Lets start putting the patient first!!!!

...100% agree with you David!

Helen - I am afraid that the NHS does not feel that it has any particular duty of care towards patients any more - the staff unions have, effectively, taken over the body corporate; granted, there are still SOME examples of excellent care and "outcomes" to be found in the NHS but, on the whole, it seems this, once fine, body has lost sight of its objectives - ie PATIENT care.

Whether or not this decline is due to "management" and the "target culture" is a matter for conjecture - but the Hippocratic Oath is taking a bit of a battering at the moment.

I think running the NHS 24/7 is an excellent idea provided Sir Bruce Keogh comes up with plans for beds and for funds to pay the staff
As it is the cash strapped NHS Trusts are closing wards in the name of reconfiguration, elective operations get cancelled due to lack of beds especially during winter and with many hospitals trying to cut staff where will the money come from?
It is silly to compare hospitals to Tescos as it is silly to compare it to schools
Has Sir Bruce Keogh ever gone to Tescos after 11 pm?
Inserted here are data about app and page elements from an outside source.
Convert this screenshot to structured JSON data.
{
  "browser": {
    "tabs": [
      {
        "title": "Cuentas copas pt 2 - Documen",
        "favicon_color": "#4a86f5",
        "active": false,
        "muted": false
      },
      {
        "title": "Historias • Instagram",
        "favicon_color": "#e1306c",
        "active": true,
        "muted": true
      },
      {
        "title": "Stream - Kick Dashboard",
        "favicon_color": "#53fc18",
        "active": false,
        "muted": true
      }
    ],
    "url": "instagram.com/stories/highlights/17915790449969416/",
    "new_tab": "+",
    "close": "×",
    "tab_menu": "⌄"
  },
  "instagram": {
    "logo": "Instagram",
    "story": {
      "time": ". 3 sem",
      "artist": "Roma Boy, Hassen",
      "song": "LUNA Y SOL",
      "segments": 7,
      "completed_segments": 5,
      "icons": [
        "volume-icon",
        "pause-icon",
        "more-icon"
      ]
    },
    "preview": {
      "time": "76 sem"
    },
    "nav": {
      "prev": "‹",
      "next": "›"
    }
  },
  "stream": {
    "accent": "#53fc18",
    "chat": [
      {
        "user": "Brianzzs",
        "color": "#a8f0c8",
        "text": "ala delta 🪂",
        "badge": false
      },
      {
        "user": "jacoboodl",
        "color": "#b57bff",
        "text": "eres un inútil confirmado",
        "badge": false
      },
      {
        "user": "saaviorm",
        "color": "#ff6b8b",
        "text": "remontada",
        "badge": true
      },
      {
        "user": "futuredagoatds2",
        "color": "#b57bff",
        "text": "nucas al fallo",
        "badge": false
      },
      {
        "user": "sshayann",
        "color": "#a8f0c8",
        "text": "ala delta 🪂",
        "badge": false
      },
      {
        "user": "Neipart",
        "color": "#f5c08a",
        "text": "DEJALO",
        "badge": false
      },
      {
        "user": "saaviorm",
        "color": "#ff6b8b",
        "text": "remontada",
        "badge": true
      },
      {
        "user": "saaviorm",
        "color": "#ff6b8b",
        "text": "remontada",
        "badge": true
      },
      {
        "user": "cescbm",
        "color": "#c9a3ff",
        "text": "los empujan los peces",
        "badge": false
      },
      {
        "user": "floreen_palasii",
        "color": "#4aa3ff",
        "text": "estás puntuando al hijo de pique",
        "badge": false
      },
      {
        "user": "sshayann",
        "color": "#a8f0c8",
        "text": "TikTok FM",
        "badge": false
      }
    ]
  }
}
It should be noted that those of us who work in emergency departments have been providing as much senior (ie consultant) out of hours cover as our contracts will allow for some time now. There are several inpatient specialties which provide good consultant cover out of hours for emergencies, but many which are not funded to do so. Money should be diverted to provide good emergency cover before we start talking about elective (ie planned) services out of hours.